- The task: Images excluded, return every record exactly as it reads.

(Records from a data collection)

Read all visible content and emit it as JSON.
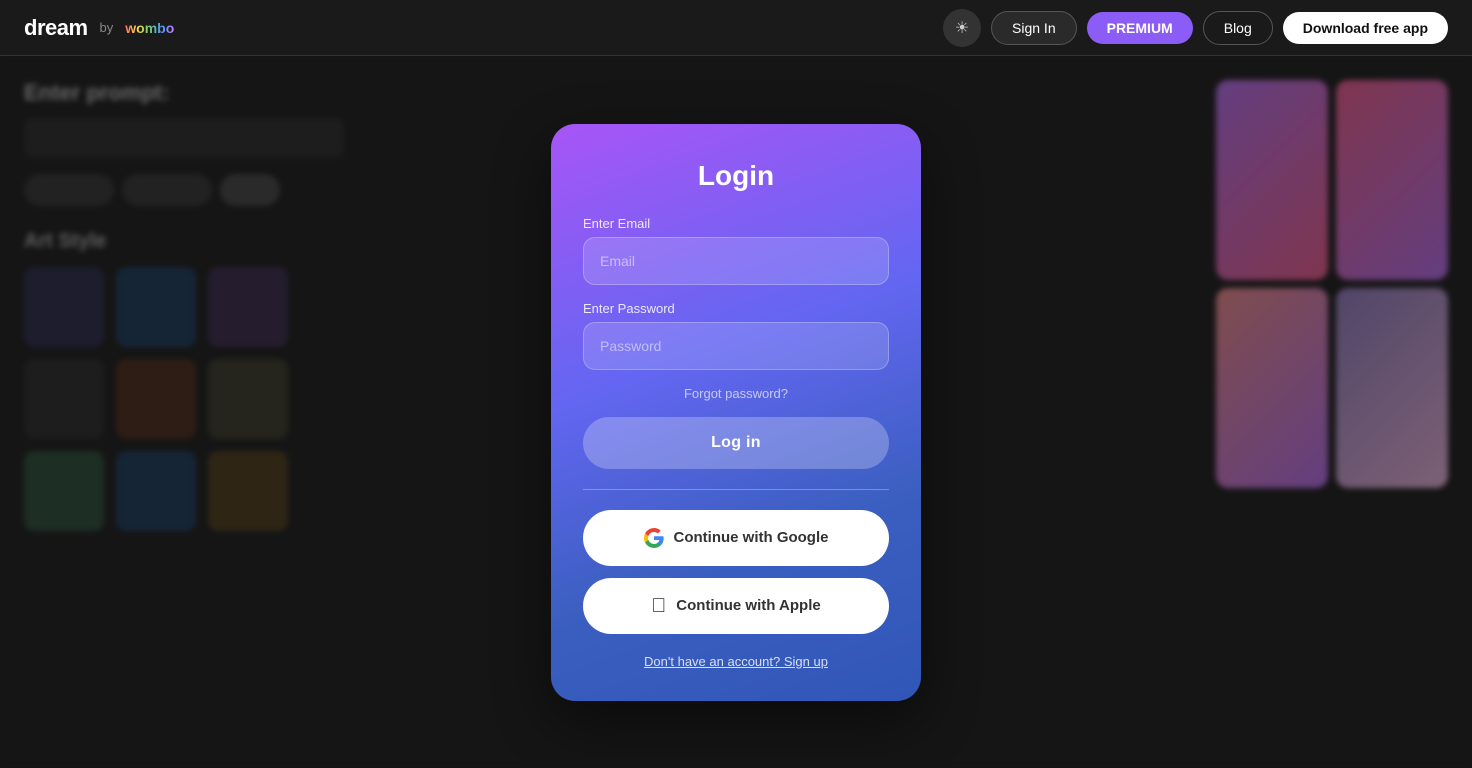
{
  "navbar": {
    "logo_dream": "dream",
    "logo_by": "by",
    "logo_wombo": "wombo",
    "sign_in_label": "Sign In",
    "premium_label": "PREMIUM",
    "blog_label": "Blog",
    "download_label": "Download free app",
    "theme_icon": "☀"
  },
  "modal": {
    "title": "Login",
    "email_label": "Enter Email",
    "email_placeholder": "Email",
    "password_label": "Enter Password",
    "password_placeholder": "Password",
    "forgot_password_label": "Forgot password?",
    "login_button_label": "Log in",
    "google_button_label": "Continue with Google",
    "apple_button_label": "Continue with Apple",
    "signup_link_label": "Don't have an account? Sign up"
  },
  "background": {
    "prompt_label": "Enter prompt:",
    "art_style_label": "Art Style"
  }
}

- Task solution:
Read all visible content and emit it as JSON.
{
  "navbar": {
    "logo_dream": "dream",
    "logo_by": "by",
    "logo_wombo": "wombo",
    "sign_in_label": "Sign In",
    "premium_label": "PREMIUM",
    "blog_label": "Blog",
    "download_label": "Download free app",
    "theme_icon": "☀"
  },
  "modal": {
    "title": "Login",
    "email_label": "Enter Email",
    "email_placeholder": "Email",
    "password_label": "Enter Password",
    "password_placeholder": "Password",
    "forgot_password_label": "Forgot password?",
    "login_button_label": "Log in",
    "google_button_label": "Continue with Google",
    "apple_button_label": "Continue with Apple",
    "signup_link_label": "Don't have an account? Sign up"
  },
  "background": {
    "prompt_label": "Enter prompt:",
    "art_style_label": "Art Style"
  }
}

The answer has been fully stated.